Dataset items:
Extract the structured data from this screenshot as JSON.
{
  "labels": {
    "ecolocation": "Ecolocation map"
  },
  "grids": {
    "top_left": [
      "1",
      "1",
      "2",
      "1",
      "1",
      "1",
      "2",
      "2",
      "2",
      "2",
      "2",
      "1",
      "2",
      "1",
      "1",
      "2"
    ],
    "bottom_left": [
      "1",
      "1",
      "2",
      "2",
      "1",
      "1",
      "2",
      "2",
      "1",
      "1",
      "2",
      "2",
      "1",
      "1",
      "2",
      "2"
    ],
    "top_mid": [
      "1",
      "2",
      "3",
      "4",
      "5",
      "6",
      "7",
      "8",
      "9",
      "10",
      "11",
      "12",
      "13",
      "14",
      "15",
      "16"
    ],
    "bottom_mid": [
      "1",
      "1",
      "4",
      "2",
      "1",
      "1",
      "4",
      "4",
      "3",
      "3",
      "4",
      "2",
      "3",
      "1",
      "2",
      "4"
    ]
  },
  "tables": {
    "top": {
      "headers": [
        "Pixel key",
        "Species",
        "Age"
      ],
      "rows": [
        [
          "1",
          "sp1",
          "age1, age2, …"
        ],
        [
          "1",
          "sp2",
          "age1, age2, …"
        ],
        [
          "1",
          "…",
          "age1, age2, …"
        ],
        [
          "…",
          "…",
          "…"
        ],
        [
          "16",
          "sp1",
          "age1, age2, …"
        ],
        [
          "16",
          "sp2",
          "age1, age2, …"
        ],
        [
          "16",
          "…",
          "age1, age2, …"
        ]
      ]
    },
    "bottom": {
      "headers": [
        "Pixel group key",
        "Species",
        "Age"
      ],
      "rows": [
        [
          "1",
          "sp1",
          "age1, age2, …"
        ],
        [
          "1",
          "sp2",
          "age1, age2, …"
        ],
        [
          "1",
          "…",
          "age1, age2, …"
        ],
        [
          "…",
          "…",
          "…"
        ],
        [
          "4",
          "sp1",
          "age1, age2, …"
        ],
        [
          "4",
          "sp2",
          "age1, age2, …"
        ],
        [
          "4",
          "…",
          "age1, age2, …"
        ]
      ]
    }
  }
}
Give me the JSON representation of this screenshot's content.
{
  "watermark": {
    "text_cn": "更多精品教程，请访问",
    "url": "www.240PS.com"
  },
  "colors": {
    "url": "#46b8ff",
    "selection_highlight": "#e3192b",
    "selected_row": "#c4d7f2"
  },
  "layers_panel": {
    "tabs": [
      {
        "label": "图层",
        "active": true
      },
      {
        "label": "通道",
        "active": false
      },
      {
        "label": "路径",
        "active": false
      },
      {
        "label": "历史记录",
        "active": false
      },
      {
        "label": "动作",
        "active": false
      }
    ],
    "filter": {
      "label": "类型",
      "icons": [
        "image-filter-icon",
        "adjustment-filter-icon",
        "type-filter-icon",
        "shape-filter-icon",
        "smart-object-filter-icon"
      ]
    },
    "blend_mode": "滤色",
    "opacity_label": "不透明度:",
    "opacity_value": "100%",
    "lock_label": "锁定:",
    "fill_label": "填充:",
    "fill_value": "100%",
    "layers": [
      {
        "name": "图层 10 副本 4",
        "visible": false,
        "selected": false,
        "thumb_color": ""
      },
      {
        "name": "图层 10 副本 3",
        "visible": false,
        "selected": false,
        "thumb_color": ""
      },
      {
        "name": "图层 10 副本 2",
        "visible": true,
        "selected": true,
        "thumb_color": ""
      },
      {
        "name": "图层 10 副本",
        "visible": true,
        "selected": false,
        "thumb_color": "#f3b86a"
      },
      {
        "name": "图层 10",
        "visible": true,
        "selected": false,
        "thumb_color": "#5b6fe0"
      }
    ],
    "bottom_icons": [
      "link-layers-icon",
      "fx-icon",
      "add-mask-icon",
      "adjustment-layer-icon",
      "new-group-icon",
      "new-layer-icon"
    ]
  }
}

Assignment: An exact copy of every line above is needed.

Answer space:
Extract the structured data from this screenshot as JSON.
{
  "labels": {
    "ecolocation": "Ecolocation map"
  },
  "grids": {
    "top_left": [
      "1",
      "1",
      "2",
      "1",
      "1",
      "1",
      "2",
      "2",
      "2",
      "2",
      "2",
      "1",
      "2",
      "1",
      "1",
      "2"
    ],
    "bottom_left": [
      "1",
      "1",
      "2",
      "2",
      "1",
      "1",
      "2",
      "2",
      "1",
      "1",
      "2",
      "2",
      "1",
      "1",
      "2",
      "2"
    ],
    "top_mid": [
      "1",
      "2",
      "3",
      "4",
      "5",
      "6",
      "7",
      "8",
      "9",
      "10",
      "11",
      "12",
      "13",
      "14",
      "15",
      "16"
    ],
    "bottom_mid": [
      "1",
      "1",
      "4",
      "2",
      "1",
      "1",
      "4",
      "4",
      "3",
      "3",
      "4",
      "2",
      "3",
      "1",
      "2",
      "4"
    ]
  },
  "tables": {
    "top": {
      "headers": [
        "Pixel key",
        "Species",
        "Age"
      ],
      "rows": [
        [
          "1",
          "sp1",
          "age1, age2, …"
        ],
        [
          "1",
          "sp2",
          "age1, age2, …"
        ],
        [
          "1",
          "…",
          "age1, age2, …"
        ],
        [
          "…",
          "…",
          "…"
        ],
        [
          "16",
          "sp1",
          "age1, age2, …"
        ],
        [
          "16",
          "sp2",
          "age1, age2, …"
        ],
        [
          "16",
          "…",
          "age1, age2, …"
        ]
      ]
    },
    "bottom": {
      "headers": [
        "Pixel group key",
        "Species",
        "Age"
      ],
      "rows": [
        [
          "1",
          "sp1",
          "age1, age2, …"
        ],
        [
          "1",
          "sp2",
          "age1, age2, …"
        ],
        [
          "1",
          "…",
          "age1, age2, …"
        ],
        [
          "…",
          "…",
          "…"
        ],
        [
          "4",
          "sp1",
          "age1, age2, …"
        ],
        [
          "4",
          "sp2",
          "age1, age2, …"
        ],
        [
          "4",
          "…",
          "age1, age2, …"
        ]
      ]
    }
  }
}
Give me the JSON representation of this screenshot's content.
{
  "watermark": {
    "text_cn": "更多精品教程，请访问",
    "url": "www.240PS.com"
  },
  "colors": {
    "url": "#46b8ff",
    "selection_highlight": "#e3192b",
    "selected_row": "#c4d7f2"
  },
  "layers_panel": {
    "tabs": [
      {
        "label": "图层",
        "active": true
      },
      {
        "label": "通道",
        "active": false
      },
      {
        "label": "路径",
        "active": false
      },
      {
        "label": "历史记录",
        "active": false
      },
      {
        "label": "动作",
        "active": false
      }
    ],
    "filter": {
      "label": "类型",
      "icons": [
        "image-filter-icon",
        "adjustment-filter-icon",
        "type-filter-icon",
        "shape-filter-icon",
        "smart-object-filter-icon"
      ]
    },
    "blend_mode": "滤色",
    "opacity_label": "不透明度:",
    "opacity_value": "100%",
    "lock_label": "锁定:",
    "fill_label": "填充:",
    "fill_value": "100%",
    "layers": [
      {
        "name": "图层 10 副本 4",
        "visible": false,
        "selected": false,
        "thumb_color": ""
      },
      {
        "name": "图层 10 副本 3",
        "visible": false,
        "selected": false,
        "thumb_color": ""
      },
      {
        "name": "图层 10 副本 2",
        "visible": true,
        "selected": true,
        "thumb_color": ""
      },
      {
        "name": "图层 10 副本",
        "visible": true,
        "selected": false,
        "thumb_color": "#f3b86a"
      },
      {
        "name": "图层 10",
        "visible": true,
        "selected": false,
        "thumb_color": "#5b6fe0"
      }
    ],
    "bottom_icons": [
      "link-layers-icon",
      "fx-icon",
      "add-mask-icon",
      "adjustment-layer-icon",
      "new-group-icon",
      "new-layer-icon"
    ]
  }
}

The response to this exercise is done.